▶ _Task statement_:
Report how many lines of the data below contain "bättre". Give nothing besides the number.

▶ _Entries shown_:
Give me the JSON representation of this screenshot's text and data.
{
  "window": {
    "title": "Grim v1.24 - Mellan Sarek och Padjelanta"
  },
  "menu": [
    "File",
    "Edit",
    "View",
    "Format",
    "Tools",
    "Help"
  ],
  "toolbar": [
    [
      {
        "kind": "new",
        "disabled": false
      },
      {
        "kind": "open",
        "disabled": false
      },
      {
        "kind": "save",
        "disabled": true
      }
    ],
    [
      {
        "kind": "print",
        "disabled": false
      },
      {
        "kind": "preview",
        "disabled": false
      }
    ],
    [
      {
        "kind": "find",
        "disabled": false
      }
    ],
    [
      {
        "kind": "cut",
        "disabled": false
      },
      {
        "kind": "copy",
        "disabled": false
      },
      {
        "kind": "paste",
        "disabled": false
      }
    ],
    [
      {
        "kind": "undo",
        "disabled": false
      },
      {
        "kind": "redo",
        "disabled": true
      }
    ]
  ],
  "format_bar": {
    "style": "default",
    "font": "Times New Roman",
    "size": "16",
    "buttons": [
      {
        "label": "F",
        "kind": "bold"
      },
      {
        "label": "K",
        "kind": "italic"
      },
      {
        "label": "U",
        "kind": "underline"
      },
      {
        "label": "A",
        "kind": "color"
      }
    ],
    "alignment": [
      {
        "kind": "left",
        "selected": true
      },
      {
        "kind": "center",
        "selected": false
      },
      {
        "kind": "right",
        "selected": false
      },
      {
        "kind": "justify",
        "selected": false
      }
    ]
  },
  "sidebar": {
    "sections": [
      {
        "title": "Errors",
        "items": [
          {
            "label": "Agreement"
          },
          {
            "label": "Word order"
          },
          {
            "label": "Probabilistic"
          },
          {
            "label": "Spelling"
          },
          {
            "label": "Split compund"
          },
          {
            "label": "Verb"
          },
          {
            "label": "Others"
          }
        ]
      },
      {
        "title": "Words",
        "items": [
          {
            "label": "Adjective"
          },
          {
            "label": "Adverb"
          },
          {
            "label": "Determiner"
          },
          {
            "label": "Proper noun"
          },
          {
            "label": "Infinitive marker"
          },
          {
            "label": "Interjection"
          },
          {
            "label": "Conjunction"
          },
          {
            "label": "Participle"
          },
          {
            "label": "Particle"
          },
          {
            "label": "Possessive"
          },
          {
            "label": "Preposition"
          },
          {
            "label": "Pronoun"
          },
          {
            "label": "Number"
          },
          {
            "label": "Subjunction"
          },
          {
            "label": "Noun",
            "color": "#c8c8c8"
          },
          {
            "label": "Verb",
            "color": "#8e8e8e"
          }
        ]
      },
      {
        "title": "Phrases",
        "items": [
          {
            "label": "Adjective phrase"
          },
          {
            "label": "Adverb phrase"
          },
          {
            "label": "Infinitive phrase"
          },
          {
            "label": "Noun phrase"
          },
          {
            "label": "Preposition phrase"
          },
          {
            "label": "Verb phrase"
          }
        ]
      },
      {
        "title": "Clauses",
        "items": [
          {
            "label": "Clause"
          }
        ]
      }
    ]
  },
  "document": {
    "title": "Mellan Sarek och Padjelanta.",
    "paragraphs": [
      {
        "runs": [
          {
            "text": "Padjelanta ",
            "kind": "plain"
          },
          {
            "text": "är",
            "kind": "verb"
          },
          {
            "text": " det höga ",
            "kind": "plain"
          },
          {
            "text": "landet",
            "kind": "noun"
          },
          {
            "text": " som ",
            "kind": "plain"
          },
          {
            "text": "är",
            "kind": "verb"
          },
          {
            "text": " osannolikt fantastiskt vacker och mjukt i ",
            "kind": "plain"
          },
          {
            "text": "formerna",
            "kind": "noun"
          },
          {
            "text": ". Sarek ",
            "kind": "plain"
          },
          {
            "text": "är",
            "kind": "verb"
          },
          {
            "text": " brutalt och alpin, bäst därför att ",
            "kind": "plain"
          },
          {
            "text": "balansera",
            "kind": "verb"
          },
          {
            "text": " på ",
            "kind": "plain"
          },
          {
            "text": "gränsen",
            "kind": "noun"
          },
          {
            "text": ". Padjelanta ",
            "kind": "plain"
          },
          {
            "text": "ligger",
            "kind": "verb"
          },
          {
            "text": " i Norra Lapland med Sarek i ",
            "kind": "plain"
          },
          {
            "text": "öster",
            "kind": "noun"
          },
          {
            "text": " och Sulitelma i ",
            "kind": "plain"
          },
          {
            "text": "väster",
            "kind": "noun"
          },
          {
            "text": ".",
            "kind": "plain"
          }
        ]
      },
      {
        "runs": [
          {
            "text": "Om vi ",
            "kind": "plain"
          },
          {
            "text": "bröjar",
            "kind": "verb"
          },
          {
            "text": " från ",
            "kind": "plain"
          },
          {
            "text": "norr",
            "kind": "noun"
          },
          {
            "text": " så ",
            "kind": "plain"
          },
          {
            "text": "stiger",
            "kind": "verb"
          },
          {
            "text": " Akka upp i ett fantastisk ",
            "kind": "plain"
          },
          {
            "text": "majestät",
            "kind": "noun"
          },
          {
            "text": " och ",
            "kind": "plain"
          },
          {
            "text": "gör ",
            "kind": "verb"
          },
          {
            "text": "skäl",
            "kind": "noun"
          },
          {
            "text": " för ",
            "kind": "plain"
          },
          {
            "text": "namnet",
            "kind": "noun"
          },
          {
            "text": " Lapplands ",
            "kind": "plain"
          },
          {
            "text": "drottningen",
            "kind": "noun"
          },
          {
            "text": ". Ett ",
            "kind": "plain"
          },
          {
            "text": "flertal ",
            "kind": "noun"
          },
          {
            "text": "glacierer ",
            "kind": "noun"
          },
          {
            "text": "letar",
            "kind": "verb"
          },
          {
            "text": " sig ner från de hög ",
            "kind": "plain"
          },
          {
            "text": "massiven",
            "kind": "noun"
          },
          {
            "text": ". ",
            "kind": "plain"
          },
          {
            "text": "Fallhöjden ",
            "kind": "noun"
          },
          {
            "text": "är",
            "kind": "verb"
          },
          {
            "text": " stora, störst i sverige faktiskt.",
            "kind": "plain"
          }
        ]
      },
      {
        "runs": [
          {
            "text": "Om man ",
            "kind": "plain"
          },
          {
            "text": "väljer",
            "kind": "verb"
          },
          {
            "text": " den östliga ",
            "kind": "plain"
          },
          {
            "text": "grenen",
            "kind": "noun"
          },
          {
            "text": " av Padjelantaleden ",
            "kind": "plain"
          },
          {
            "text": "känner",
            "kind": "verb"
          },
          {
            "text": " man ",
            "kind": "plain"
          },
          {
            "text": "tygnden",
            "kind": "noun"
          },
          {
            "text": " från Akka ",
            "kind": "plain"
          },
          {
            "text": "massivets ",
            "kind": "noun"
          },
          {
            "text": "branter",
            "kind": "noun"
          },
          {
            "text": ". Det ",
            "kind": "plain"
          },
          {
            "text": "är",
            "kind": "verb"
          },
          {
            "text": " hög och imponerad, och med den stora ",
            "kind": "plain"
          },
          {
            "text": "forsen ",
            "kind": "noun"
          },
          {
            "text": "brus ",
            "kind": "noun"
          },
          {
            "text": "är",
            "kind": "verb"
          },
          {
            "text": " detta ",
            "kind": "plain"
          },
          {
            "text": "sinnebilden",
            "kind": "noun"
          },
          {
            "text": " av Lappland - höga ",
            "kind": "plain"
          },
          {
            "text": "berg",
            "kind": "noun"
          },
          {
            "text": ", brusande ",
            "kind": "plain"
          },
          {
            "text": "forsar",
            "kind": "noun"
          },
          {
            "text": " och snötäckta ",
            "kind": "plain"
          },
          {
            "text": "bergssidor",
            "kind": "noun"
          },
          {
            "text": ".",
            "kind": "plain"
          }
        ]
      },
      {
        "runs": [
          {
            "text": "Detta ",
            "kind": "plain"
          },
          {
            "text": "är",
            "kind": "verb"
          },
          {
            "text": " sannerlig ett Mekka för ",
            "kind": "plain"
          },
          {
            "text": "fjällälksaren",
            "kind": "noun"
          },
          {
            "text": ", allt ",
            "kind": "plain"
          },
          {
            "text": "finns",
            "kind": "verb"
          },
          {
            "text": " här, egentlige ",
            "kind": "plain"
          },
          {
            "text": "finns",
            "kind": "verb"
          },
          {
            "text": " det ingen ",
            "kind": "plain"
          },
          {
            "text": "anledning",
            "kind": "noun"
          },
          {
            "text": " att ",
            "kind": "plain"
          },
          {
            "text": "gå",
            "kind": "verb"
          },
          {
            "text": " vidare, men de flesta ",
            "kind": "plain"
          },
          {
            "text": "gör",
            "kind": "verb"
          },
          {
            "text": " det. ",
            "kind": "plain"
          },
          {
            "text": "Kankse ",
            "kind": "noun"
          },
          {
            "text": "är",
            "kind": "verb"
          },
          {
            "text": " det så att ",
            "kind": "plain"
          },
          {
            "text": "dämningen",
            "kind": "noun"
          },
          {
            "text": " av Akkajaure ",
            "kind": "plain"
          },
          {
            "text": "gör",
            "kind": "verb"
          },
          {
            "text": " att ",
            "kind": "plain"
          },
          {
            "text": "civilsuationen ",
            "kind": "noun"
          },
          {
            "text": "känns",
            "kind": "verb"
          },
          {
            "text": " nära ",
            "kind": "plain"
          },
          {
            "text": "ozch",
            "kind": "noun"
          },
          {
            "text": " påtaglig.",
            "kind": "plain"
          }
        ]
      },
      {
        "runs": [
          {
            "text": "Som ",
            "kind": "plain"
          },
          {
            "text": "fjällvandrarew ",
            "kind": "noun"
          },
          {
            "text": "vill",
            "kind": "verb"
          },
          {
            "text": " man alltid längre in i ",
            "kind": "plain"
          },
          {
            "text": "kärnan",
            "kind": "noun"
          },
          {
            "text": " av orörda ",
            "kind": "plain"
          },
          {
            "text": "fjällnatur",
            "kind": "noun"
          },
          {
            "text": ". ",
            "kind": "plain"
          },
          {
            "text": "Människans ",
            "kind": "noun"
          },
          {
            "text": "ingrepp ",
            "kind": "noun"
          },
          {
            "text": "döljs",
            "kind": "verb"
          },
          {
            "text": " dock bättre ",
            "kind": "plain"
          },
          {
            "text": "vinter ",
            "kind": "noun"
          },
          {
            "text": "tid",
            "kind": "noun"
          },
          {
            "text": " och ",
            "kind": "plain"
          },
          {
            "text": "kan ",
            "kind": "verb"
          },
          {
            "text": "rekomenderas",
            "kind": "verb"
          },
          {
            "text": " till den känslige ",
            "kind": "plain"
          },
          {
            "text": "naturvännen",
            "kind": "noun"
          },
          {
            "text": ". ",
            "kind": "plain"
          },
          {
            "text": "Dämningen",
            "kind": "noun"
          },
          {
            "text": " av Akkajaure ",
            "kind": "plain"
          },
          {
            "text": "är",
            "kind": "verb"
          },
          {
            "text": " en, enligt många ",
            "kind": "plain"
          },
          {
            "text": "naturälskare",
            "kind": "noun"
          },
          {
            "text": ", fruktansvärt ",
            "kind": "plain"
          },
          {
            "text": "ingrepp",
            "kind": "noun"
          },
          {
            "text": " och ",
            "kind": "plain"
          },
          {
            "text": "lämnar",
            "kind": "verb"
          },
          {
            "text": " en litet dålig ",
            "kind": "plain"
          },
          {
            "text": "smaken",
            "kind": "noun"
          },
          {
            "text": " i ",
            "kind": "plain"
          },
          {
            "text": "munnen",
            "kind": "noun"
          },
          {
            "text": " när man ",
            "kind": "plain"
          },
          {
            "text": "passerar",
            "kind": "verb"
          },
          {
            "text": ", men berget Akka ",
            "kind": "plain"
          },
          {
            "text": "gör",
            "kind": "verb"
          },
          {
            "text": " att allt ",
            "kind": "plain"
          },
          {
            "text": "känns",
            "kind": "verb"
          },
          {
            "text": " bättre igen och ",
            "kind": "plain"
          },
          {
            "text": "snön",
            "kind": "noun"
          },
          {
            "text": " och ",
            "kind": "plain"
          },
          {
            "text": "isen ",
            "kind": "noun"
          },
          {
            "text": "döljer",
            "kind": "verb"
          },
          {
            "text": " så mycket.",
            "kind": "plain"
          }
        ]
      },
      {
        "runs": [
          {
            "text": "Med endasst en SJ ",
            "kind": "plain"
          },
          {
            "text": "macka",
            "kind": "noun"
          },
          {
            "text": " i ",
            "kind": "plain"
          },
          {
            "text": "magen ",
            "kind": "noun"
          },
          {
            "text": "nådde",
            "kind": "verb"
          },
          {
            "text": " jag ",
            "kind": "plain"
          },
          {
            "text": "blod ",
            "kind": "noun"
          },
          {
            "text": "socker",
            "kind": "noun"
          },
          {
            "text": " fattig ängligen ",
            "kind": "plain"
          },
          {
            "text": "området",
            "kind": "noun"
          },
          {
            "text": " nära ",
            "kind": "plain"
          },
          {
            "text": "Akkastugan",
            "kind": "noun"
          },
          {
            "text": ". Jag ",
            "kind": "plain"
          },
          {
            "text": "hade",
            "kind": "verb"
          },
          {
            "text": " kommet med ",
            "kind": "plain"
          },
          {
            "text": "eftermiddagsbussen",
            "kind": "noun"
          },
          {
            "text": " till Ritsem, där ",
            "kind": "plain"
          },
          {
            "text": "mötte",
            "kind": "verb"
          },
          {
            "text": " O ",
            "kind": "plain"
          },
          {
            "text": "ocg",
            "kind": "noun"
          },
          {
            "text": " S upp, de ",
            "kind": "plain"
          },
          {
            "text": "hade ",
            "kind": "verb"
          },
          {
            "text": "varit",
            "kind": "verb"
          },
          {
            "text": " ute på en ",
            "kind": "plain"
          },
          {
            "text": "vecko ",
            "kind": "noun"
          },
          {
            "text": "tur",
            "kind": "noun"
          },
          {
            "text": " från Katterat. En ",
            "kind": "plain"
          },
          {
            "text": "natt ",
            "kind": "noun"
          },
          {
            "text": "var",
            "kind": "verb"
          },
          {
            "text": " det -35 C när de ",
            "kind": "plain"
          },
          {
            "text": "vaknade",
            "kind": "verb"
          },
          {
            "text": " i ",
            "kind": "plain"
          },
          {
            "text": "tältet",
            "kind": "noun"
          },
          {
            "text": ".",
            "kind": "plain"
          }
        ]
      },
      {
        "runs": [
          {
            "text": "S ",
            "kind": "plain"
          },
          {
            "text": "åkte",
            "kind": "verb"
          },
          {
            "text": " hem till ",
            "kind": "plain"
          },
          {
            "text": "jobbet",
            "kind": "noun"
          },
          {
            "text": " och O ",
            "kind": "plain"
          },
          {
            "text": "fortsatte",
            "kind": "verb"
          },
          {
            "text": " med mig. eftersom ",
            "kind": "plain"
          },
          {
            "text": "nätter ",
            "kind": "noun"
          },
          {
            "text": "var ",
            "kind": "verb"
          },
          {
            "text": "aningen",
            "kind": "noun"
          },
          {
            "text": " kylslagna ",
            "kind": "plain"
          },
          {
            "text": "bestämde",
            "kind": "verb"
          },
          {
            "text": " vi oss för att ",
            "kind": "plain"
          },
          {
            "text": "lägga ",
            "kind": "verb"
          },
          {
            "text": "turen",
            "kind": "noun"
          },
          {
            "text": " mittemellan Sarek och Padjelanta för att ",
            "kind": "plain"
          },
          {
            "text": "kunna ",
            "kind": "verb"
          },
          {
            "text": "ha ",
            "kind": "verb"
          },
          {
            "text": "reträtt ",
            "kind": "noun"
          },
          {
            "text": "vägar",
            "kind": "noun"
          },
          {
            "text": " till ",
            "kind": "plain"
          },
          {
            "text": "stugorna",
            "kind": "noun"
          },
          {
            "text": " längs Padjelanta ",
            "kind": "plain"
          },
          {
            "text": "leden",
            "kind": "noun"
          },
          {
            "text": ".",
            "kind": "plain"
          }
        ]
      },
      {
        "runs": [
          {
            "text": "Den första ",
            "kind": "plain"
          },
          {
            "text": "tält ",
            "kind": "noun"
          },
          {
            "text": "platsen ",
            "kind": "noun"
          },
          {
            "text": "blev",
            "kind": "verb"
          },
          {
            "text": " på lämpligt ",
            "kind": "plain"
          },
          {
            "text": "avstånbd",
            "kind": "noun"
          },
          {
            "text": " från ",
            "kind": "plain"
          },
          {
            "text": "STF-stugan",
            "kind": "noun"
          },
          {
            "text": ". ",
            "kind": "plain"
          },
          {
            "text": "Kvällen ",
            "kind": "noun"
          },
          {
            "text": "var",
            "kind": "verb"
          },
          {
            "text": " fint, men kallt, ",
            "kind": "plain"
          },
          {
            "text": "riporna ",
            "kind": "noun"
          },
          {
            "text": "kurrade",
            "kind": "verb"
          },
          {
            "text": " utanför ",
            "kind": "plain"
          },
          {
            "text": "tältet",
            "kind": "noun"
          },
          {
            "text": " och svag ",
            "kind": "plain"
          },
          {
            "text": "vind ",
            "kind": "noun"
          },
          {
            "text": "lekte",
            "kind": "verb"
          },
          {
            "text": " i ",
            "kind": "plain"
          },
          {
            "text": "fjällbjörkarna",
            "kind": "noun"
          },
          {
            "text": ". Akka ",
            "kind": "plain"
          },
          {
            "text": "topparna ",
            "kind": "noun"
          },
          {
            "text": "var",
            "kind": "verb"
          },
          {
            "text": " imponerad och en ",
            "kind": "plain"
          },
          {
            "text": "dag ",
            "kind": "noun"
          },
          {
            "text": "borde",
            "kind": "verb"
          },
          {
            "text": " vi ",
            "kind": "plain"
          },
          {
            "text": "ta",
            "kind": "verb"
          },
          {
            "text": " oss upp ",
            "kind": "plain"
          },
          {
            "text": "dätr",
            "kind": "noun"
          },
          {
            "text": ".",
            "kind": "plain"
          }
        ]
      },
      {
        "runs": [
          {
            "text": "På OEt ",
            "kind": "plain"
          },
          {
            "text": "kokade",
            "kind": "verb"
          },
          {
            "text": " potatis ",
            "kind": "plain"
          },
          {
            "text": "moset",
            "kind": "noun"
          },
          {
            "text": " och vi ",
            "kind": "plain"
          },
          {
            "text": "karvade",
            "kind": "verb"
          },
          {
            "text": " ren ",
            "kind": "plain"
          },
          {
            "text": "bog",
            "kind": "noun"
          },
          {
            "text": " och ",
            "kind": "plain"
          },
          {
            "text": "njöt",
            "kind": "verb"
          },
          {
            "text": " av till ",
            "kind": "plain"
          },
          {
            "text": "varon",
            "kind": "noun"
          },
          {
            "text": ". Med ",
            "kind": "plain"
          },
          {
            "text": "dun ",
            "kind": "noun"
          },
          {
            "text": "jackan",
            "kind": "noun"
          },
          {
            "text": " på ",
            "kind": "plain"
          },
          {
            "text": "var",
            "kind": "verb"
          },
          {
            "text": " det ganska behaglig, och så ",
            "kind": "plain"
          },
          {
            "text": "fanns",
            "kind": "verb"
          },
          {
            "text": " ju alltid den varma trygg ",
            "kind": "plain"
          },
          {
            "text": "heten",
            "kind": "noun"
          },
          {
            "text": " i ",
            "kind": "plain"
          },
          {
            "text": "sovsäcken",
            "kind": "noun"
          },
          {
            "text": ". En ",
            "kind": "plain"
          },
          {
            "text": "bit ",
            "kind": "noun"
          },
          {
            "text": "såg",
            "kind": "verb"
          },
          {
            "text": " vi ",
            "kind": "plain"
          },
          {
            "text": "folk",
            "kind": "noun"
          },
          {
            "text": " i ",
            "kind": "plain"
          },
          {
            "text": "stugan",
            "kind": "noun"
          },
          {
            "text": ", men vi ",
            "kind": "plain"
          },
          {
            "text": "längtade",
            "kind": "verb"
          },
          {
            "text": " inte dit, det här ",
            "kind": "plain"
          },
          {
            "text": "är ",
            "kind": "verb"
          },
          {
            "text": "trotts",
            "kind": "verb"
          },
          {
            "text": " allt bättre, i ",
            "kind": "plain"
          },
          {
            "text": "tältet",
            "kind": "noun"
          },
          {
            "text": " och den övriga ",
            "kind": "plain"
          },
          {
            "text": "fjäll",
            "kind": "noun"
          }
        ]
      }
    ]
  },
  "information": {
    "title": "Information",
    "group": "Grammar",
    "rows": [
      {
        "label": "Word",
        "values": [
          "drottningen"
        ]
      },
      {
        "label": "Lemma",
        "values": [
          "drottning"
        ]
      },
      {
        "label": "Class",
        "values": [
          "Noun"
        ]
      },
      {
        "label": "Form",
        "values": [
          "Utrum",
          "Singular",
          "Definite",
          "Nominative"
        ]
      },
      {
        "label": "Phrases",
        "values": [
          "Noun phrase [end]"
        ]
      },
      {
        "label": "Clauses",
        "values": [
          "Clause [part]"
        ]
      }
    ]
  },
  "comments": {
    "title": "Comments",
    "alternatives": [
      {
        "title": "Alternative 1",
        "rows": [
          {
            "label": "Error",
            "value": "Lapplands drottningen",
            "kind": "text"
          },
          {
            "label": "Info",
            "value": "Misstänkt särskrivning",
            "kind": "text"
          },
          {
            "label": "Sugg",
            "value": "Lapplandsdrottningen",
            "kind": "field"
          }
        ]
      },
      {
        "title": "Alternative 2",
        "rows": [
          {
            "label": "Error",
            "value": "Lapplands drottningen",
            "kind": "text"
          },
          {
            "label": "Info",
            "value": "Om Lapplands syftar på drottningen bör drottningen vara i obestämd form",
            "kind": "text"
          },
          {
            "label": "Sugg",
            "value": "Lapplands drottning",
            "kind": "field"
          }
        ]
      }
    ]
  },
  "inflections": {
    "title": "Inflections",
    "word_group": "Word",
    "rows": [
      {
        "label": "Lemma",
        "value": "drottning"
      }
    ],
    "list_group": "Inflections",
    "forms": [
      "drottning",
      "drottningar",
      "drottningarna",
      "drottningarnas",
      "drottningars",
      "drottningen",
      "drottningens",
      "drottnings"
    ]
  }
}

▶ _Task answer_:
3